1. To make the crepes, whizz the flour, egg and milk with a pinch of salt in a blender or processor until smooth. Pour into a jug and stir in the herbs and some seasoning. Leave to rest.

2. Fry the mushrooms in a little oil until they give up all their moisture and it has evaporated, leaving you with a thick paste. Add the thyme leaves and some seasoning and keep cooking for a few minutes. Cool.

3. Stir the melted butter into the crepe batter, heat a 15 cm crepe pan and oil it lightly. Pour in enough batter to make a thin layer on the base of the pan, cook until the top surface sets and then turn over and cook briefly. Remove and repeat with the rest of the batter. This will make a couple more than you need so choose the thinnest ones for the recipe.

4. Sear the beef all over in a little oil in a very hot pan. Brush with the mustard, season and allow to cool.

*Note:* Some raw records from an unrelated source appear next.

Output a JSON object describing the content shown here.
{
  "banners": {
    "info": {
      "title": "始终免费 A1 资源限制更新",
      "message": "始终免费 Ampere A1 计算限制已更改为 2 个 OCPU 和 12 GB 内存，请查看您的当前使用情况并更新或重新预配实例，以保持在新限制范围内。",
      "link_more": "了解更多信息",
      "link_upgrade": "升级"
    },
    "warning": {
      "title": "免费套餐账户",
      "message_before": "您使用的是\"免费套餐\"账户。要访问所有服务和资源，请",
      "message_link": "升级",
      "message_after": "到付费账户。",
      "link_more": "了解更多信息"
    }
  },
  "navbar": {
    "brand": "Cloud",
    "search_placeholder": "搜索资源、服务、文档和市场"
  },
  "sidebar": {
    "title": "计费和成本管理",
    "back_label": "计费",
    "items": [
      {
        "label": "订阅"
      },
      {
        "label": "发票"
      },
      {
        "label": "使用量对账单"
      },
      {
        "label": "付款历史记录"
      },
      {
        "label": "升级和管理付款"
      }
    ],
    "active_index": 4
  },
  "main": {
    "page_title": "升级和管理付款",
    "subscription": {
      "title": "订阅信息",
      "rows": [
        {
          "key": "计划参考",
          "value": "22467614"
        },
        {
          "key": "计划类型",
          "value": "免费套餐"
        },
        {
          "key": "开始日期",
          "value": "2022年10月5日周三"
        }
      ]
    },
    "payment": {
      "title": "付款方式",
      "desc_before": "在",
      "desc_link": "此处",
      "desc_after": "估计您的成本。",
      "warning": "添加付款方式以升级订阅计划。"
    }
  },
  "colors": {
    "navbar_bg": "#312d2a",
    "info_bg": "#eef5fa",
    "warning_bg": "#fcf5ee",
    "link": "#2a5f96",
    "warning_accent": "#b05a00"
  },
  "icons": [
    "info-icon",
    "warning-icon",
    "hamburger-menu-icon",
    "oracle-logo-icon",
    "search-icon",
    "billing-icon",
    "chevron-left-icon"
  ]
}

5. Lay a large sheet of cling-film on a kitchen surface and put two crepes down on it, overlapping a little. Lay over the parmaham (prosciutto). Spread the mushroom mixture over the ham and put the beef in the centre. Roll the cling-film up, taking the crepe with it, to wrap the beef completely into a nice neat log. Chill for 1 hour.

6. Heat the oven to 200°C/390F. Roll out the pastry, remove the clingfilm and wrap the beef in the pastry like a parcel, with the ends tucked under. Trim to keep it nice and neat. Brush with egg, score with shallow lines across the top and chill for 20 minutes.

7. Cook for 20 minutes. The best way to test if the meat is done to your liking is to neatly and carefully stick a skewer into the beef, count to three and then test it against your inner wrist. If it is cold, the beef will be raw, if it is warm then the beef will be rare and if it’s hot, it’ll be cooked through. Leave to rest for 20 minutes before carving.

Enjoy with Love,